Here's how it looks from the back:
So, I thought I might make pasta sauce today, but I'm going to put that off until tomorrow. The tomatoes could use one more day to soften and ripen, and besides, I need a couple of things from the grocery store before I can proceed.

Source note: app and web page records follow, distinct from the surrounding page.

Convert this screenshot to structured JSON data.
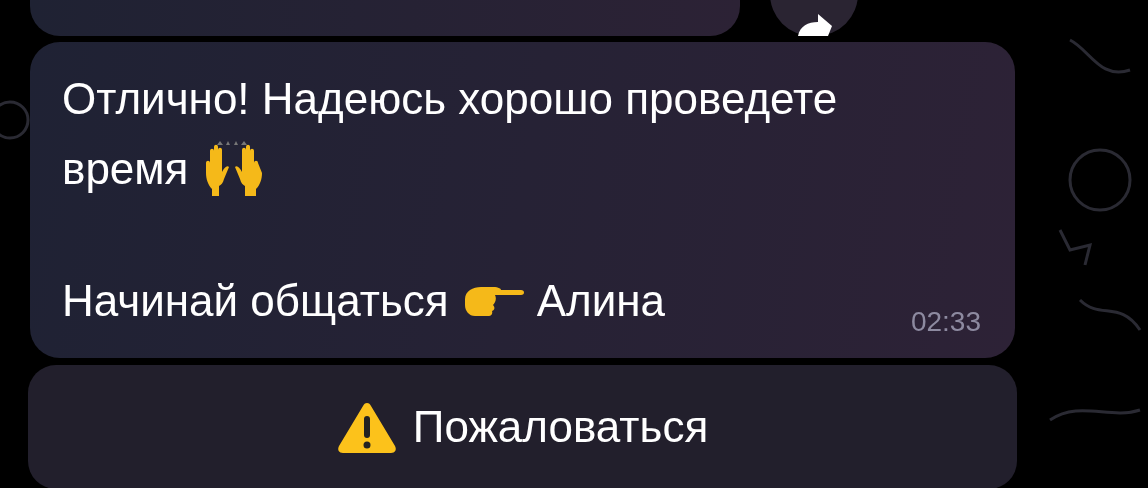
{
  "message": {
    "paragraphs": [
      {
        "lines": [
          [
            {
              "kind": "text",
              "text": "Отлично! Надеюсь хорошо проведете"
            }
          ],
          [
            {
              "kind": "text",
              "text": "время"
            },
            {
              "kind": "raised-hands"
            }
          ]
        ]
      },
      {
        "lines": [
          [
            {
              "kind": "text",
              "text": "Начинай общаться"
            },
            {
              "kind": "pointing-hand"
            },
            {
              "kind": "text",
              "text": "Алина"
            }
          ]
        ]
      }
    ],
    "time": "02:33"
  },
  "report_button": {
    "label": "Пожаловаться"
  }
}
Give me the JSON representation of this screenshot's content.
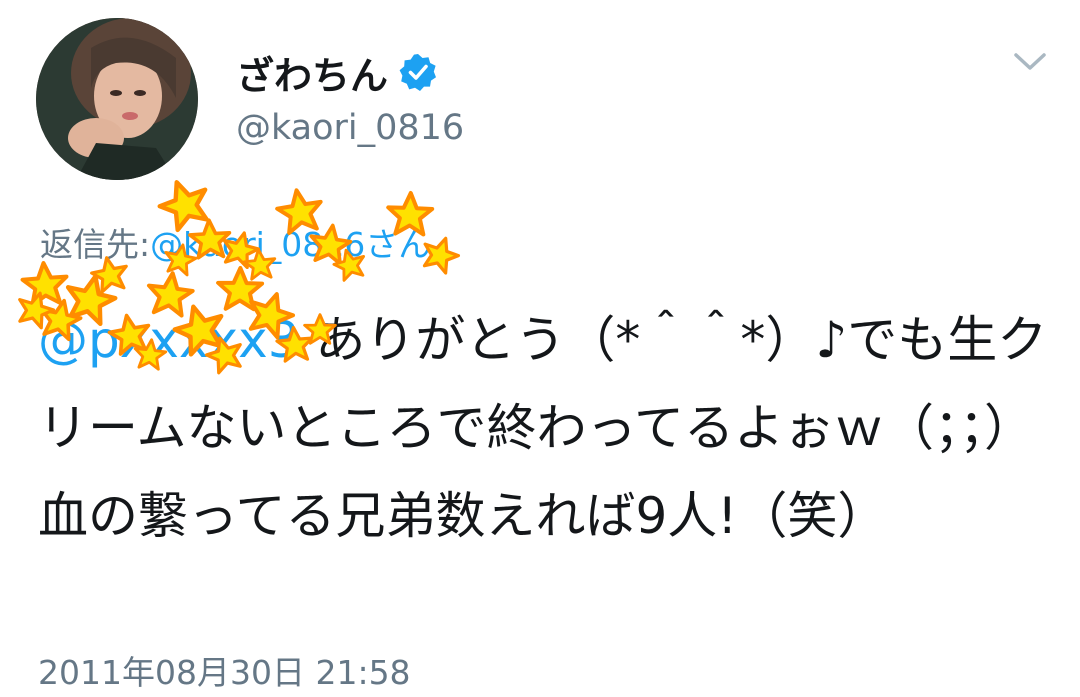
{
  "header": {
    "display_name": "ざわちん",
    "username": "@kaori_0816",
    "verified": true
  },
  "reply": {
    "prefix": "返信先:",
    "handle": "@kaori_0816さん"
  },
  "tweet": {
    "mention": "@pxxxxx3",
    "body": " ありがとう（*＾＾*）♪でも生クリームないところで終わってるよぉｗ（；；）血の繋ってる兄弟数えれば9人!（笑）",
    "timestamp": "2011年08月30日 21:58"
  },
  "icons": {
    "verified": "verified-badge-icon",
    "menu": "chevron-down-icon"
  },
  "colors": {
    "accent": "#1da1f2",
    "secondary_text": "#657786",
    "primary_text": "#14171a",
    "sticker_fill": "#ffe100",
    "sticker_outline": "#ff8c00"
  }
}
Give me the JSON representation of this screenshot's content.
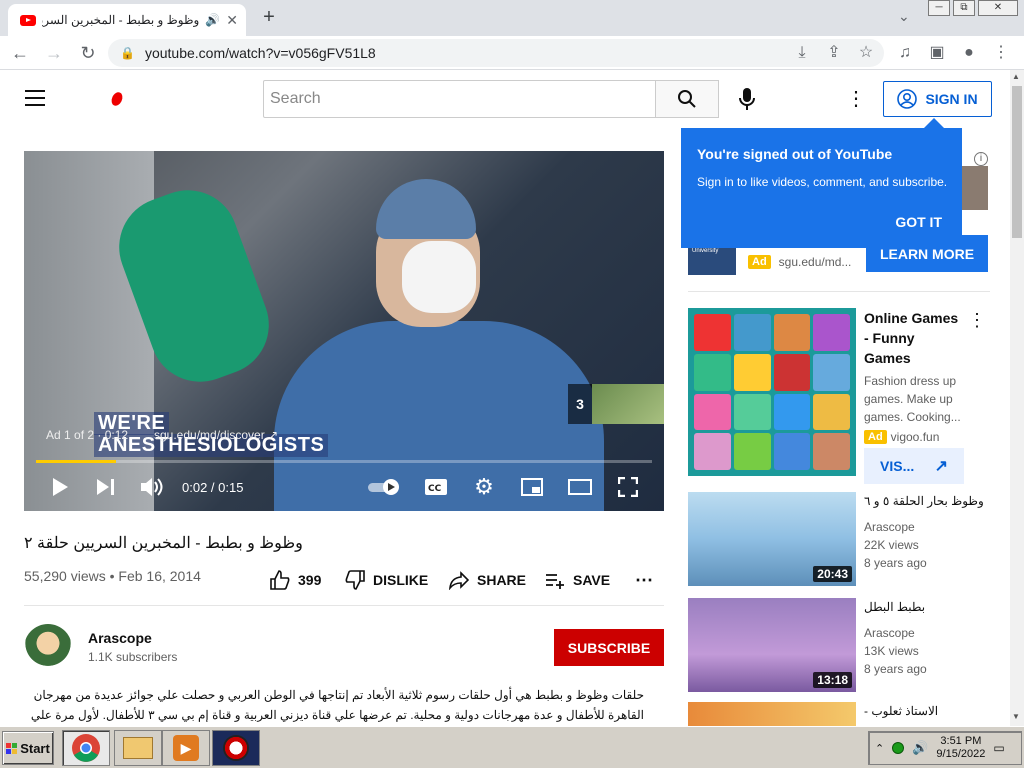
{
  "browser": {
    "tab_title": "وظوظ و بطبط - المخبرين السريين",
    "url": "youtube.com/watch?v=v056gFV51L8",
    "new_tab": "+",
    "win_min": "─",
    "win_max": "⧉",
    "win_close": "✕",
    "tab_close": "✕"
  },
  "masthead": {
    "search_placeholder": "Search",
    "sign_in": "SIGN IN"
  },
  "player": {
    "headline_line1": "WE'RE",
    "headline_line2": "ANESTHESIOLOGISTS",
    "ad_info": "Ad 1 of 2 · 0:12",
    "ad_url": "sgu.edu/md/discover",
    "next_ad_count": "3",
    "time": "0:02 / 0:15",
    "progress_fraction": 0.13
  },
  "tooltip": {
    "title": "You're signed out of YouTube",
    "body": "Sign in to like videos, comment, and subscribe.",
    "got_it": "GOT IT"
  },
  "video": {
    "title": "وظوظ و بطبط - المخبرين السريين حلقة ٢",
    "views": "55,290 views",
    "date": "Feb 16, 2014",
    "likes": "399",
    "dislike": "DISLIKE",
    "share": "SHARE",
    "save": "SAVE"
  },
  "channel": {
    "name": "Arascope",
    "subscribers": "1.1K subscribers",
    "subscribe": "SUBSCRIBE"
  },
  "description": "حلقات وظوظ و بطبط هي أول حلقات رسوم ثلاثية الأبعاد تم إنتاجها في الوطن العربي و حصلت علي جوائز عديدة من مهرجان القاهرة للأطفال و عدة مهرجانات دولية و محلية. تم عرضها علي قناة ديزني العربية و قناة إم بي سي ٣ للأطفال. لأول مرة علي",
  "sidebar": {
    "top_ad": {
      "sgu_logo_text": "St. George's University",
      "ad_badge": "Ad",
      "url": "sgu.edu/md...",
      "cta": "LEARN MORE"
    },
    "games_ad": {
      "title": "Online Games - Funny Games",
      "desc": "Fashion dress up games. Make up games. Cooking...",
      "ad_badge": "Ad",
      "url": "vigoo.fun",
      "cta": "VIS..."
    },
    "videos": [
      {
        "title": "وظوظ بحار الحلقة ٥ و ٦",
        "channel": "Arascope",
        "views": "22K views",
        "age": "8 years ago",
        "duration": "20:43"
      },
      {
        "title": "بطبط البطل",
        "channel": "Arascope",
        "views": "13K views",
        "age": "8 years ago",
        "duration": "13:18"
      },
      {
        "title": "الاستاذ ثعلوب -",
        "channel": "",
        "views": "",
        "age": "",
        "duration": ""
      }
    ]
  },
  "taskbar": {
    "start": "Start",
    "time": "3:51 PM",
    "date": "9/15/2022"
  },
  "colors": {
    "youtube_red": "#ff0000",
    "brand_blue": "#065fd4",
    "tooltip_blue": "#1a73e8",
    "subscribe_red": "#cc0000",
    "ad_yellow": "#f9c000"
  }
}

Mike is uncharacteristically not busy with some man-type thing today, and so we are going to go shopping for hiking poles to take on our trip. I've never seen a need for them before, but now I'm thinking they will be a good idea. Recently, I did some reading on hiking poles and discovered that they had become unbelievably high tech and complicated. It's hard for me to believe that such technology is important in a tool that my grandparents used to pick up off the forest floor, and then discard when they were finished with it. So, with that in mind, I'm taking my engineer spouse with me to help me decide what price is warranted and worthwhile. I'm guessing we'll come home with one of the less expensive models, and it will serve it's purpose just fine.
I hope your weekend is getting off to a good start. As for me...bring it on.